Samuel Sponem’s talk will focus on his paper entitled “Does Measurement of Performance Erode Collegiality?”. In the past decades, universities worldwide have experienced an increasingly pervasive “audit culture” (Power 1999). The proliferation of university rankings, the extensive use of bibliometrics in the evaluation of research, the definition of performance indicators by states and universities… offer ample evidence of this movement of quantification in higher education. The expansion of those metrics has paralleled and in turn sustained the transformation of universities into “complete” organizations (Krücken and Meier 2006). Sponem will analyze the extent to which the use of performance measurement instruments within our contemporary universities are transforming the collegial nature of the latter. Based on a quantitative study of universities governance in France, it aims at discussing the common view found in the literature that managerialism is contrasted in a binary way with collegiality (Yokoyama 2006).

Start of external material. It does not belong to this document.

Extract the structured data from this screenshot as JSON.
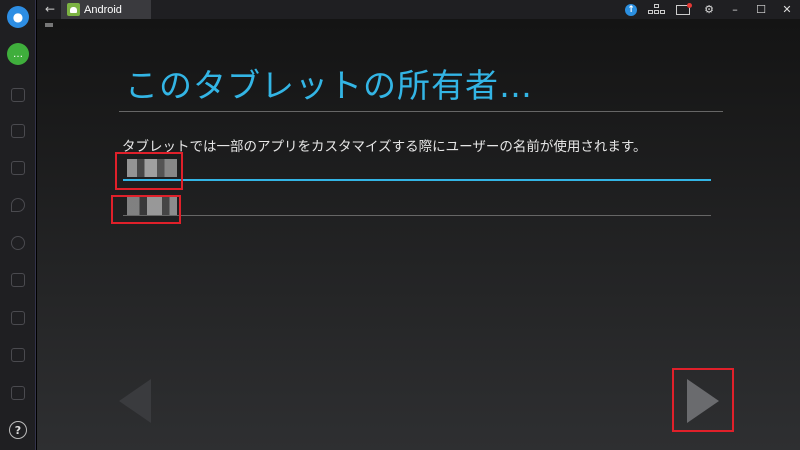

Samuel Sponem is a visiting scholar at the Center for Studies in Higher Education. He is also Chairholder of the International CPA Chair for Research in Management Control and Associate Professor at HEC Montreal. His research and teaching interests focus on the use and impacts of management control and accounting tools in private and public organizations. He worked on how budgets are used and on the variety of roles played by accountants in large organizations. He also studied the different roles of management control and performance measurement tools in non-profit and creative organizations. In the field of higher education, he worked on how faculty and administrators perceive the introduction of performance measures in French universities as well as their impacts on academic identity and university governance. During his year as a Visiting Scholar at the UC Berkeley Center for Studies in Higher Education, Samuel Sponem wishes to further this work by studying how universities react to budget cuts and the impact of such measures on university strategies.